CWT announces Payne’s Farm trail open in Orange County
Great credit is due the Fredericksburg-area volunteers who built, improved and are maintaining this trail. And the same for nurseryman Bill “Farmer” Meadows, who sold a square-mile-plus of battlefield land at less than appraised value, so that the site could be preserved.
It’s a pleasant, wooded walk for anyone–you don’t have to be interested in Civil War history! But for those who are, this battlefield is one of the most intact and unblemished on the Eastern Seaboard, and the Mine Run Campaign is one of the more interesting, yet little-known, of the war.
WALKING TRAIL OPENED ON PAYNE’S FARM BATTLEFIELD
Pristine site in Orange County, Virginia, becomes Civil War Trust’s latest interpretive effort

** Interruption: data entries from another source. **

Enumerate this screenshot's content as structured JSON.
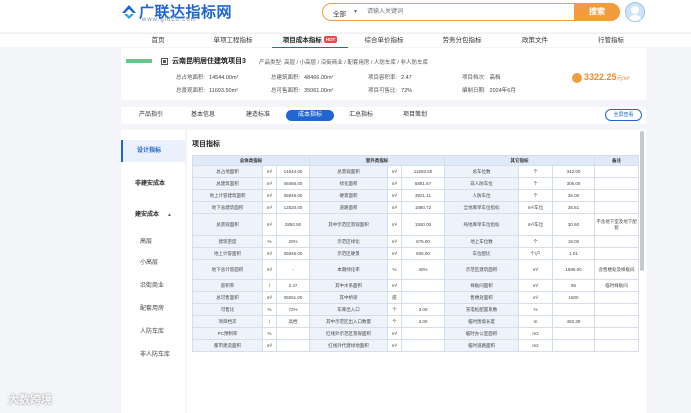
{
  "header": {
    "logo_text": "广联达指标网",
    "logo_sub": "www.gldzb.com",
    "search_type": "全部",
    "search_placeholder": "请输入关键词",
    "search_button": "搜索"
  },
  "nav": [
    "首页",
    "单项工程指标",
    "项目成本指标",
    "综合单价指标",
    "劳务分包指标",
    "政策文件",
    "行管指标"
  ],
  "nav_badge": "HOT",
  "project": {
    "title": "云南昆明居住建筑项目3",
    "type_label": "产品类型:",
    "type_value": "高层 / 小高层 / 沿街商业 / 配套用房 / 人防车库 / 非人防车库",
    "fields": [
      {
        "label": "总占地面积:",
        "value": "14544.00m²"
      },
      {
        "label": "总建筑面积:",
        "value": "48466.00m²"
      },
      {
        "label": "项目容积率:",
        "value": "2.47"
      },
      {
        "label": "项目档次:",
        "value": "高档"
      },
      {
        "label": "总景观面积:",
        "value": "11693.50m²"
      },
      {
        "label": "总可售面积:",
        "value": "35061.00m²"
      },
      {
        "label": "项目可售比:",
        "value": "72%"
      },
      {
        "label": "编制日期:",
        "value": "2024年6月"
      }
    ],
    "price": "3322.25",
    "price_unit": "元/m²"
  },
  "tabs": [
    "产品指引",
    "基本信息",
    "建造标准",
    "成本指标",
    "汇总指标",
    "项目策划"
  ],
  "fullscreen_label": "全屏查看",
  "sidebar": {
    "items": [
      "设计指标",
      "非建安成本",
      "建安成本",
      "高层",
      "小高层",
      "沿街商业",
      "配套用房",
      "人防车库",
      "非人防车库"
    ]
  },
  "main": {
    "title": "项目指标",
    "group_headers": [
      "总体类指标",
      "室外类指标",
      "其它指标",
      "备注"
    ],
    "rows": [
      [
        "总占地面积",
        "m²",
        "14544.00",
        "总景观面积",
        "m²",
        "11693.50",
        "总车位数",
        "个",
        "342.00",
        ""
      ],
      [
        "总建筑面积",
        "m²",
        "48466.00",
        "绿化面积",
        "m²",
        "5881.67",
        "非人防车位",
        "个",
        "306.00",
        ""
      ],
      [
        "地上计容建筑面积",
        "m²",
        "35946.00",
        "硬景面积",
        "m²",
        "3921.11",
        "人防车位",
        "个",
        "36.00",
        ""
      ],
      [
        "地下总建筑面积",
        "m²",
        "12520.00",
        "道路面积",
        "m²",
        "1890.72",
        "全地库单车位指标",
        "m²/车位",
        "36.61",
        ""
      ],
      [
        "总景观面积",
        "m²",
        "2850.50",
        "其中示范区景观面积",
        "m²",
        "1500.00",
        "纯地库单车位指标",
        "m²/车位",
        "30.60",
        "不含地下室及地下配套"
      ],
      [
        "建筑密度",
        "%",
        "20%",
        "示范区绿化",
        "m²",
        "675.00",
        "地上车位数",
        "个",
        "18.00",
        ""
      ],
      [
        "地上计容面积",
        "m²",
        "35946.00",
        "示范区硬景",
        "m²",
        "825.00",
        "车位配比",
        "个/户",
        "1.01",
        ""
      ],
      [
        "地下总计容面积",
        "m²",
        "-",
        "本期绿化率",
        "%",
        "40%",
        "示范区建筑面积",
        "m²",
        "1685.00",
        "含售楼处及样板间"
      ],
      [
        "容积率",
        "/",
        "2.47",
        "其中水系面积",
        "m²",
        "",
        "样板间面积",
        "m²",
        "95",
        "临时样板间"
      ],
      [
        "总可售面积",
        "m²",
        "35061.00",
        "其中桥梁",
        "座",
        "",
        "售楼处面积",
        "m²",
        "1600",
        ""
      ],
      [
        "可售比",
        "%",
        "72%",
        "车库出入口",
        "个",
        "3.00",
        "充电桩配置系数",
        "%",
        "",
        ""
      ],
      [
        "项目档次",
        "/",
        "高档",
        "其中示范区出入口数量",
        "个",
        "3.00",
        "临时围墙长度",
        "m",
        "482.39",
        ""
      ],
      [
        "PC预制率",
        "%",
        "",
        "红线外示范区景观面积",
        "m²",
        "",
        "临时办公室面积",
        "m2",
        "",
        ""
      ],
      [
        "都市建造面积",
        "m²",
        "",
        "红线外代建绿地面积",
        "m²",
        "",
        "临时道路面积",
        "m2",
        "",
        ""
      ]
    ]
  },
  "watermark": "大数跨境"
}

(Locust Grove, Va.) – Earlier this month, the Civil War Trust, the nation’s largest battlefield preservation organization, unveiled a walking trail on 685-acre historic preserve in Orange County, Va., allowing visitors to fully explore the fiercest fighting of the autumn 1863 Mine Run Campaign for the first time. The 1.5-mile trail features 11 interpretive markers, allowing individual visitors to conduct their own self-guided tours.
“The best way to understand the action that occurred on a Civil War battlefield is to walk the land,” said Trust president Jim Lighthizer. “Only then does the reality of what you’ve read or seen recreated in another media come home to you. Interpretation and the visitation it encourages are the ultimate goals of battlefield preservation — putting boots on the ground to appreciate and learn from these hallowed grounds.”
Located in a remote, largely agricultural area, the Payne’s Farm Battlefield has been virtually untouched by development. This coupled with the fact that it is too often overlooked by heritage tourists in favor of its Orange County neighbor, the Wilderness, make it what Lighthizer calls a “hidden gem.”
“At Payne’s Farm we’re lucky to have nearly the entire battlefield protected. But before this trail and signage were installed, few people had the opportunity to fully explore this site,” said Lighthizer. “We are thrilled that locals and tourists alike are already taking advantage of this tremendous resource.”
The Trust and the Piedmont Environmental Council initially purchased the land in 2003, and subsequent stewardship culminated in this interpretive project, undertaken in partnership with Civil War Trails and made possible through the generosity of dozens of volunteers who gave their time and donated materials. The trail itself was laid through volunteer effort during the Trust’s annual Park Day initiative on April 2, 2011.
This latest interpretive initiative joins previous efforts including battle sites at Brandy Station, First Day at Chancellorsville, Slaughter Pen Farm at Fredericksburg, McDowell and Third Winchester.
Payne’s Farm was the scene of the heaviest fighting during the often-overlooked Mine Run Campaign. In November 1863, the Union Army of the Potomac, attempted to steal a march on the Confederate Army of Northern Virginia by slipping across the Rapidan River to attack its right flank.
Southern troops marching on the Orange Turnpike encountered an isolated Union force, resulting in desperate fighting on Payne’s Farm on November 27. After dark, the Confederates withdrew to field entrenchments along a nearby creek called Mine Run. Ultimately deciding the Confederate line was too strong to attack, the Army of the Potomac retreated in the first days of December, setting the stage for the Battle of the Wilderness the following May.
The Civil War Trust is the largest nonprofit battlefield preservation organization in the United States. Its mission is to preserve our nation’s remaining Civil War battlefields and to promote appreciation of these hallowed grounds through education and heritage tourism. Since 1987, the organization has helped save more than 30,000 acres of battlefield land in 20 states. Learn more by visiting www.civilwar.org, the home of the Sesquicentennial.
Photo credit: Alan Zirkle